Did you see the two BBC programmes this week presented by Dr Michael Mosely, called, 'Should I Eat Meat?' In the first, he explored the health effects of eating meat (which transpired to be not terribly favourable) and in the second he looked at the effects the increasing meat consumption of the World's population is having on the planet.
And all I can say is that I am jolly glad I am a vegetarian. Especially during the second programme when they showed an image that really shocked me. It was this...
...a canula, fitted to a cow so that scientists and farmers could have instant access to the cow's first stomach. And I mean 'immediate access.' Unscrew the canula cap, pop your hand inside the cow and straight into a dollop of semi-digested food. The research being done was to find out more about the process of methane production because cows produce a lot of methane and this in turn affects the Earth's atmosphere and there are serious concerns about what will happen because meat production is growing at what appears to be an unsustainable rate.
And I was sitting there thinking, 'Surely, then, the answer is to EAT LESS MEAT, you morons?! Not find out ways to manage the growing the problem. Stop the problem growing.'
It is all down to greed, of course. Like the deforestation happening in the Amazon because the world is demanding more and more beef production and farmers need more space to grow their cattle...
...and even chicken meat production, which I felt was slightly unfairly reported because Mosely went into a stock shed full of cute little chicks with plenty of room when what he SHOULD have done was gone in at the end of the seven week growing period when the chickens were much bigger and space at a premium, like this...
...and the smell of ammonia literally brings tears to your eyes.
I don't want to sound evangelical about all this but I am fed up with listening to people talk about animals in terms of a crop like wheat or apples or potatoes. There is no need for this intensive farming. Humans can live a healthy vegetarian lifestyle. Humans need to stop thinking that meat is the be all and end all of survival.
I am amazed that only 5% of the British public are vegetarian and that we are still regarded as oddities. (And heaven help you if, like me, you don't touch alcohol either!)

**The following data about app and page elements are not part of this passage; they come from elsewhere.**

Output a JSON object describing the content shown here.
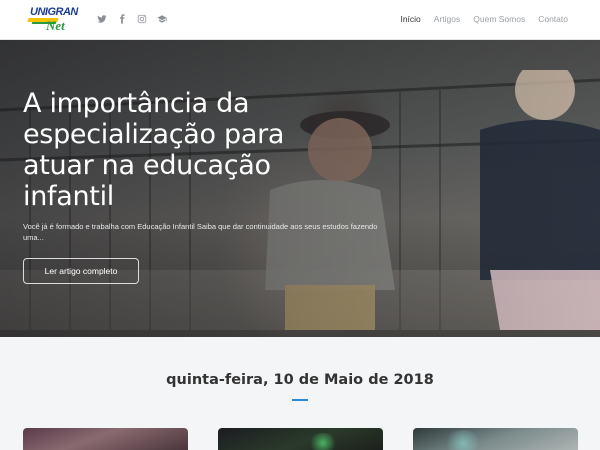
{
  "header": {
    "logo_text": "UNIGRAN",
    "logo_sub": "Net",
    "social_icons": [
      "twitter-icon",
      "facebook-icon",
      "instagram-icon",
      "graduation-cap-icon"
    ],
    "nav": [
      {
        "label": "Início",
        "active": true
      },
      {
        "label": "Artigos",
        "active": false
      },
      {
        "label": "Quem Somos",
        "active": false
      },
      {
        "label": "Contato",
        "active": false
      }
    ]
  },
  "hero": {
    "title": "A importância da especialização para atuar na educação infantil",
    "subtitle": "Você já é formado e trabalha com Educação Infantil Saiba que dar continuidade aos seus estudos fazendo uma...",
    "button_label": "Ler artigo completo"
  },
  "section": {
    "date": "quinta-feira, 10 de Maio de 2018",
    "accent_color": "#2b8ad6"
  }
}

I am amazed that people say things like, 'it isn't a proper meal unless it's got meat in it.'
I am amazed that many pubs, cafes and restaurants think that one vegetarian 'option' is enough to offer on their extensive menus. 'One' is NOT an option, is it?
I am amazed that people think vegetarian food is 'boring' and complicated to prepare.
I was talking to someone last weekend who said he didn't object to vegetarianism as long as it wasn't forced on him. Like, for example, if going to dinner at the home of a vegetarian he expected to be served a meat dish. And he seemed to think if I went to dinner at a meat-eater's home I would eat whatever was provided - sausages, bacon, chicken casserole - because I wouldn't want to 'upset' the host by refusing their food, would I?
I said, 'I am never going to compromise my vegetarian lifestyle by eating meat to keep someone happy. You don't chop and change your mind about eating meat. You either do or you don't.'
He looked surprised. 'What would you do then?'
I said, 'I don't expect people to cater for my needs, and if I was presented with, say, sausage, peas and mash, I would say 'thank you, but I won't eat the sausages because I am vegetarian.' And I would eat the mash and peas.'
And thus ended the conversation with a bit of a stunned silence.
I am often asked why I am vegetarian - usually by youngsters who wonder how I am still able to function without the sustainance of a bacon sandwich. I say, 'I don't see why another living creature should have to die in order to keep me alive when there is plenty of other food on the planet.'
And that's all I have to say on the matter.
And if that makes me a bit of a fruit loop then fruit loop I am.